Two closely related themes appear in “Depression Days,” a powerful political poem about a significant historical decade and its effect on Mexican Americans. One of the themes is the horror of racial discrimination. Delgado, victimized because of his Mexican name, vividly exemplifies the object of racial discrimination. Discrimination threatens to deprive the “border kid” of a job. Although he is of Mexican ancestry, Delgado does not appear to be Mexican and could easily pass for Anglo, so he faces a terrible dilemma: Forsaking his cultural heritage and his identity would assure him of a job and thus end his economic misery.

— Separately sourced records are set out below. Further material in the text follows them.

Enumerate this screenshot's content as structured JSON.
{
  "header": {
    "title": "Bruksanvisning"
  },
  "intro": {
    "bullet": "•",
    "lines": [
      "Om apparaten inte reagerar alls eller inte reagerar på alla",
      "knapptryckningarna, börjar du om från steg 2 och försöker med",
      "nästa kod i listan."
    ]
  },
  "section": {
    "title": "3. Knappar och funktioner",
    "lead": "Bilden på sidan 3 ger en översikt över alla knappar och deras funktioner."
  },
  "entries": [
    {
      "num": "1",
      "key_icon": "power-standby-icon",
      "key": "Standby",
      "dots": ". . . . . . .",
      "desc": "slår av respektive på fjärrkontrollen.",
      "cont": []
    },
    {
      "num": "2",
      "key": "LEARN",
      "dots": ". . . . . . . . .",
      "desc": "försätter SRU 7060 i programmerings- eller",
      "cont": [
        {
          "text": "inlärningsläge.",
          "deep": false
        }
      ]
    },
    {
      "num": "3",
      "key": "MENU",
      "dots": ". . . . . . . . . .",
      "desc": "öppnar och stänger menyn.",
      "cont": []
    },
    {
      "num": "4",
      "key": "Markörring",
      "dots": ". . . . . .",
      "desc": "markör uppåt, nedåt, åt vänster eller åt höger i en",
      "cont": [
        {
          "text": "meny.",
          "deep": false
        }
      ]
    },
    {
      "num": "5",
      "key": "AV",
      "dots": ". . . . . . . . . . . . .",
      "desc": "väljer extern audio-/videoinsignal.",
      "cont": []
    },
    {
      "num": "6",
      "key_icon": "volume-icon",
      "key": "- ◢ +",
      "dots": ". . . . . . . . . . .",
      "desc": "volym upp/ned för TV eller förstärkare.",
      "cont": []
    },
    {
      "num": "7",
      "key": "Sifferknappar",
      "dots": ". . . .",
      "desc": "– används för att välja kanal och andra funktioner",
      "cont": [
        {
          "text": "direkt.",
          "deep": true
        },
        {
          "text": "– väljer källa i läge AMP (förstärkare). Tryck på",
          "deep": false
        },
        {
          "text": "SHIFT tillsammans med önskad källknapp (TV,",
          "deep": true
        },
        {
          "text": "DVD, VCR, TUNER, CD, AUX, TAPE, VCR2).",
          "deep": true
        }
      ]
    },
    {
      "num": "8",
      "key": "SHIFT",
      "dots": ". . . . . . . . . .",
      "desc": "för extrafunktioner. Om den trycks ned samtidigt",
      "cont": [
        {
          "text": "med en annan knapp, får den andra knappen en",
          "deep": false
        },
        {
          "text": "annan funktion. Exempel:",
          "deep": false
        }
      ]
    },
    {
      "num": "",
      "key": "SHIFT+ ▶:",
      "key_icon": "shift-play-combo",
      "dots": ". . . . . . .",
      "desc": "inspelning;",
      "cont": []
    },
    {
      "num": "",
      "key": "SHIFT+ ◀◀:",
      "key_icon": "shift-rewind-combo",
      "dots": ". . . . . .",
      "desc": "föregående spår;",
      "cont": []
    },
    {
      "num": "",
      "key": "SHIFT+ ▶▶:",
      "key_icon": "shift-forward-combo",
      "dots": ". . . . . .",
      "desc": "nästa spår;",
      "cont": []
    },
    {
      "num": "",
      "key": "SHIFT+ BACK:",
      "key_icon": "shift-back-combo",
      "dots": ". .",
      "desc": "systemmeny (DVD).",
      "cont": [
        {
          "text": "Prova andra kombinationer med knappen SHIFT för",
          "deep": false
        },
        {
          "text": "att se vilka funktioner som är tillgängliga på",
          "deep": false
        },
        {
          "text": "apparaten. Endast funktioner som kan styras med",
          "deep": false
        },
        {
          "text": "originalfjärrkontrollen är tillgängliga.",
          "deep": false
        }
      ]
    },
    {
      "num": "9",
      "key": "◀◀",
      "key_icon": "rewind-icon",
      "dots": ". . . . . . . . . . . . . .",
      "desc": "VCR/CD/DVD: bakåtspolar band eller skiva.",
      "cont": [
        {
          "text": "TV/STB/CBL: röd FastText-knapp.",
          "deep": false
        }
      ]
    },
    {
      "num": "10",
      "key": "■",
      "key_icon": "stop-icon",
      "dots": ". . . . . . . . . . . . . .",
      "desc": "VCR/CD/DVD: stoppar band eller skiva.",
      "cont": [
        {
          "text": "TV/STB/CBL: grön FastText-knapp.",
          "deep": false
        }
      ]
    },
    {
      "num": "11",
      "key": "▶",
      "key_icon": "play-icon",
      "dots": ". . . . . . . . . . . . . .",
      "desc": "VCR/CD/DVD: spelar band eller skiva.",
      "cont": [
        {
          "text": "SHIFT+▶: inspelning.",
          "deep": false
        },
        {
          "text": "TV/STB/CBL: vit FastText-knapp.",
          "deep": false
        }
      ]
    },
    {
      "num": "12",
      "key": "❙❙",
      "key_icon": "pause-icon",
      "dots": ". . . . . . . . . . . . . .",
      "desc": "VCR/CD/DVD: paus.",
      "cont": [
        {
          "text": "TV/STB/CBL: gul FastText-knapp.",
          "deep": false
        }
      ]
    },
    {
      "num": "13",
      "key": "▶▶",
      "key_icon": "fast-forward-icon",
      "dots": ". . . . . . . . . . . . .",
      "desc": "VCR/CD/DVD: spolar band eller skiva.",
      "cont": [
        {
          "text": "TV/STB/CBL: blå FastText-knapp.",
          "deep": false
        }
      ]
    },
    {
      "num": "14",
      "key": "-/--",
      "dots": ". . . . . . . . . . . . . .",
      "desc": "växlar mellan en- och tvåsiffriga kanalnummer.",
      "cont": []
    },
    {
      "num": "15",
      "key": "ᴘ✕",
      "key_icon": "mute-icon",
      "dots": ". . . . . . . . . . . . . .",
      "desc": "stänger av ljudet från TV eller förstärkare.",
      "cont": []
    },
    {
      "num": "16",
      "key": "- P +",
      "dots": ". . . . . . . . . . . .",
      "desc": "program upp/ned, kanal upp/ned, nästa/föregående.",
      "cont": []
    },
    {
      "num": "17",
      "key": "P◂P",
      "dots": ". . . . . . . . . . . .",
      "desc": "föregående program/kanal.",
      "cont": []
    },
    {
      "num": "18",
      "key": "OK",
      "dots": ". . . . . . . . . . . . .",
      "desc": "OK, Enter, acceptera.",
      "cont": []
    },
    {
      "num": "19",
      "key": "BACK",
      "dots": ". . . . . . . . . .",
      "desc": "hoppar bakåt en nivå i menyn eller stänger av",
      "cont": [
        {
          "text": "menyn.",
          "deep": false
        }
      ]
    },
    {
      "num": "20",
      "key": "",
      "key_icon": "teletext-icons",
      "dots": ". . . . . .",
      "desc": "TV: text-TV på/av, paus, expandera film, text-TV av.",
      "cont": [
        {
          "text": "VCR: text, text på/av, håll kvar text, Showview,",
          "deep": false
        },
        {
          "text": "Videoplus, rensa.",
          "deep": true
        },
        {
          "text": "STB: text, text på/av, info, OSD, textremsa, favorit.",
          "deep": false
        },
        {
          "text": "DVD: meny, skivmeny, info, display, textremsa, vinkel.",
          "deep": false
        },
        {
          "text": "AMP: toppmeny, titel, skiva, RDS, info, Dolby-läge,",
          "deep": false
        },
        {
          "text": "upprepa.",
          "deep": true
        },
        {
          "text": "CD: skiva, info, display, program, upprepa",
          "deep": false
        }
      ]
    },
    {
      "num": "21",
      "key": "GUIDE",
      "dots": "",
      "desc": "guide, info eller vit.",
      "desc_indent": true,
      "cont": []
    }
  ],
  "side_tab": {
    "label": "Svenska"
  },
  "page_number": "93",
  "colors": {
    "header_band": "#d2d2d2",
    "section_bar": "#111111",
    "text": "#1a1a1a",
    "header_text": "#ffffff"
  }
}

The issue of identity is another prevalent theme in this poem, as it is in several of Mora’s other works. The sergeant’s order to Delgado to change his name so that he can get a job is a very tempting offer, given the time period and the economic crisis. Delgado remembers at this decisive point “his father who never understood/ this country.” His family name, which comes from his father, provides him with a sense of who he is. Delgado has to consider whether changing his name would solve his problems and would allow him to fit in any better. An image of his mother comes to mind as he considers what his decision will mean. If Delgado changes his name he will gain a job, but he will also lose his identity. Names provide a sense of cultural heritage, of where one comes from. They identify people as individuals. In the poem “Legal Alien,” Mora writes about the feeling of discomfort caused by living in two cultures, “sliding back and forth/ between the fringes of both worlds.” Frequently, people who are bilingual and bicultural have no definite place in either world and can claim membership in neither. Mora does not provide a solution to the problems of discrimination and identity, nor does she philosophize. Instead, she poses a challenge for readers to consider what they would do in Delgado’s situation.